Power Ballad @ Tron Theatre, Glasgow
This performance piece from artists Julia Croft and Nisha Madhan is punchy and thought-provoking
“They’re just… words.”
How often do we hear this as an excuse for the vitriol thrown at others, most commonly from behind the anonymous safety blanket of the internet? Julia Croft and Nisha Madhan’s Power Ballad is a commanding study of language and how it’s used to attack, belittle or define.
This live art piece swings between physical performance – a microphone writhing over Croft’s bare torso, or swinging phallically between her legs – and a delve into what we think of as theatre, intersectional feminism, and patriarchy.
This performance has few bells and whistles in its staging, and it doesn’t need them. Croft stands alone with her microphone and her voice-changer, allowing her to flip her vocal tone into a booming baritone or a screeching soprano. At times, the rage or incredulity at the words leveled towards women are enhanced by the artificial vocal tones.
Yet while it would be so easy for this 50-minute performance to be weighed down with the severity of the topic, Croft and Madhan manage to deliver the punchiness of the message through moments of real humour.

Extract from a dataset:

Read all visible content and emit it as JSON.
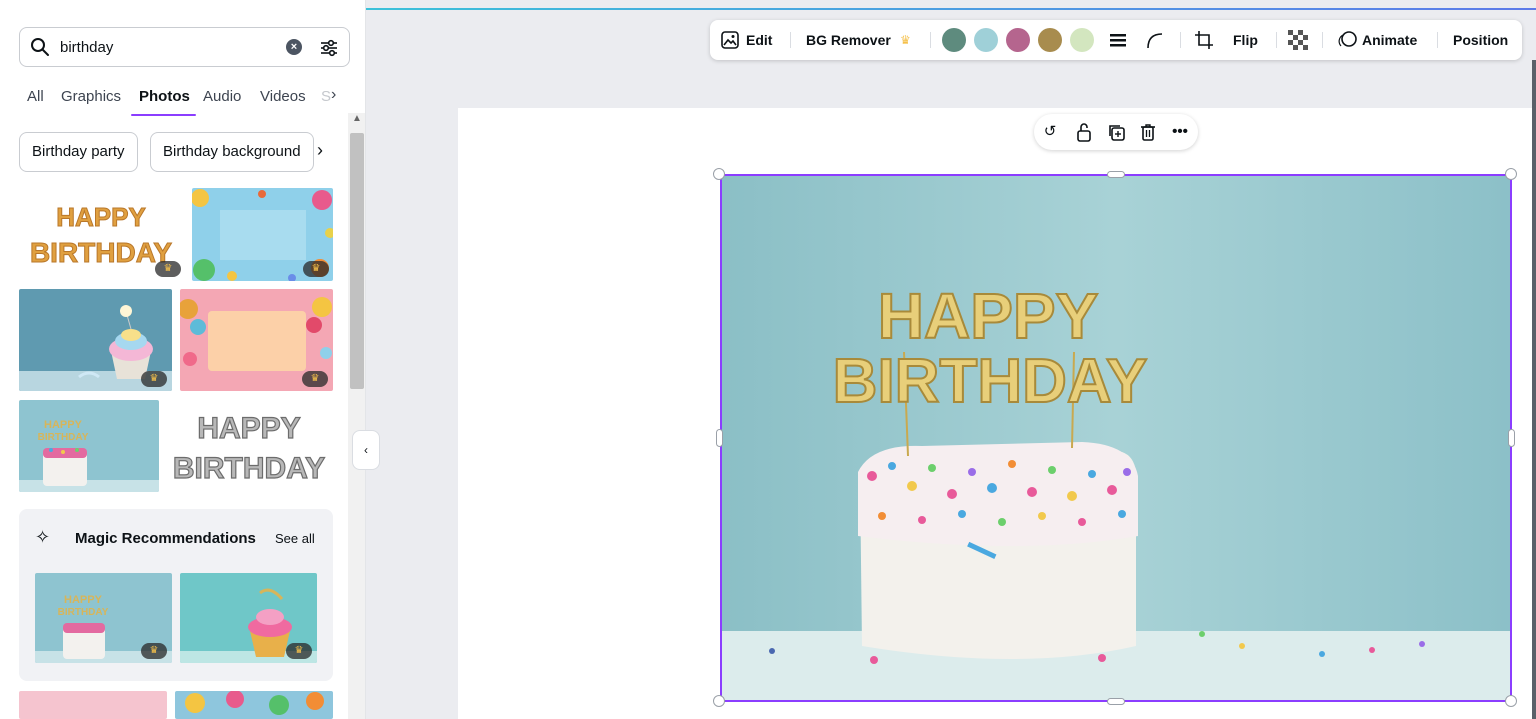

Shouts of “theatre” and “patriarchy” are interspersed with karaoke: microphone turned to the audience, lyrics emblazoned on the wall as we are encouraged to sing along, but also to examine the labels so often given to women.

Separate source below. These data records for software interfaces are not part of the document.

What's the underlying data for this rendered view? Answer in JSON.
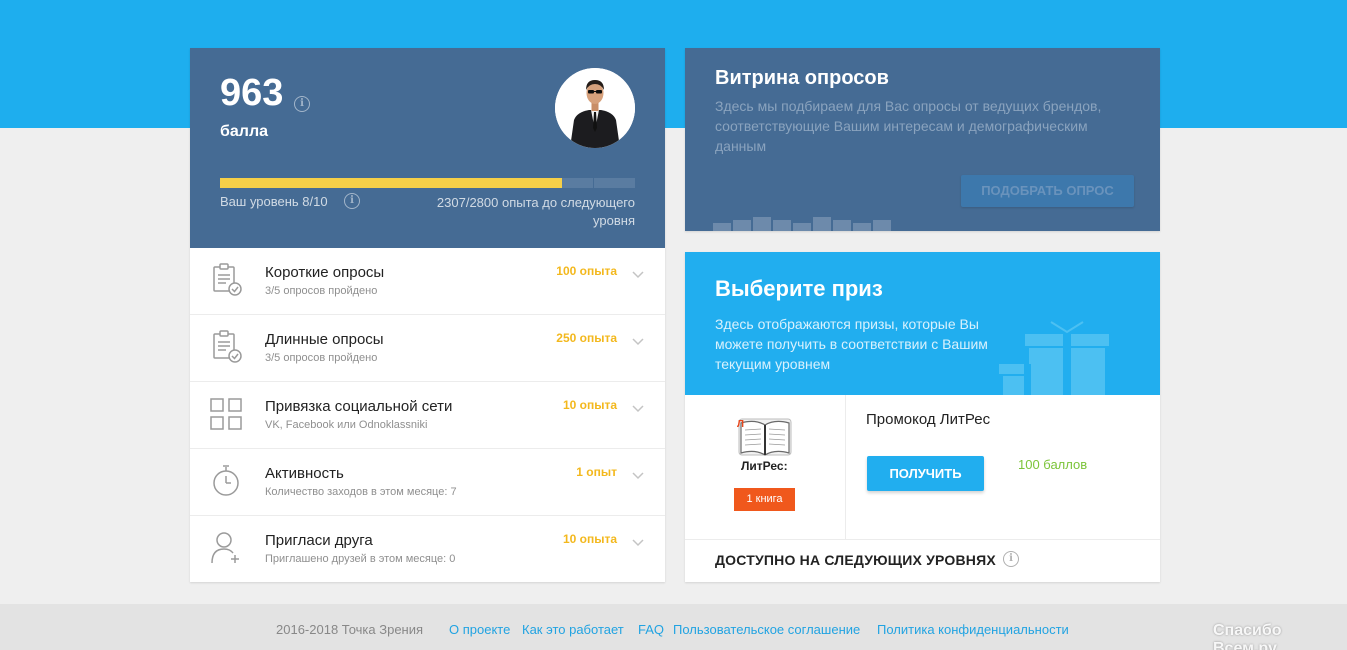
{
  "profile": {
    "points": "963",
    "points_label": "балла",
    "level_text": "Ваш уровень 8/10",
    "exp_text": "2307/2800 опыта до следующего уровня",
    "progress_fraction": 0.824
  },
  "tasks": [
    {
      "title": "Короткие опросы",
      "sub": "3/5 опросов пройдено",
      "xp": "100 опыта",
      "icon": "clipboard-check-icon"
    },
    {
      "title": "Длинные опросы",
      "sub": "3/5 опросов пройдено",
      "xp": "250 опыта",
      "icon": "clipboard-check-icon"
    },
    {
      "title": "Привязка социальной сети",
      "sub": "VK, Facebook или Odnoklassniki",
      "xp": "10 опыта",
      "icon": "grid-icon"
    },
    {
      "title": "Активность",
      "sub": "Количество заходов в этом месяце: 7",
      "xp": "1 опыт",
      "icon": "stopwatch-icon"
    },
    {
      "title": "Пригласи друга",
      "sub": "Приглашено друзей в этом месяце: 0",
      "xp": "10 опыта",
      "icon": "add-user-icon"
    }
  ],
  "showcase": {
    "title": "Витрина опросов",
    "description": "Здесь мы подбираем для Вас опросы от ведущих брендов, соответствующие Вашим интересам и демографическим данным",
    "button": "ПОДОБРАТЬ ОПРОС"
  },
  "prize": {
    "title": "Выберите приз",
    "description": "Здесь отображаются призы, которые Вы можете получить в соответствии с Вашим текущим уровнем",
    "item_name": "Промокод ЛитРес",
    "item_badge": "1 книга",
    "logo_text": "ЛитРес:",
    "get_button": "ПОЛУЧИТЬ",
    "cost": "100 баллов",
    "available_label": "ДОСТУПНО НА СЛЕДУЮЩИХ УРОВНЯХ"
  },
  "footer": {
    "copyright": "2016-2018 Точка Зрения",
    "links": [
      "О проекте",
      "Как это работает",
      "FAQ",
      "Пользовательское соглашение",
      "Политика конфиденциальности"
    ]
  },
  "watermark": "Спасибо Всем.ру",
  "colors": {
    "topband": "#1eaeee",
    "profile": "#456b94",
    "accent": "#21aeef",
    "xp": "#f3b81d",
    "progress": "#f5cf48",
    "cost": "#7cc43a"
  }
}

We sing along with Annie Lennox’s No More I Love You’s and the lyrics feel like a glimmer of hope that things might just be progressing: “Changes are shifting outside the words”.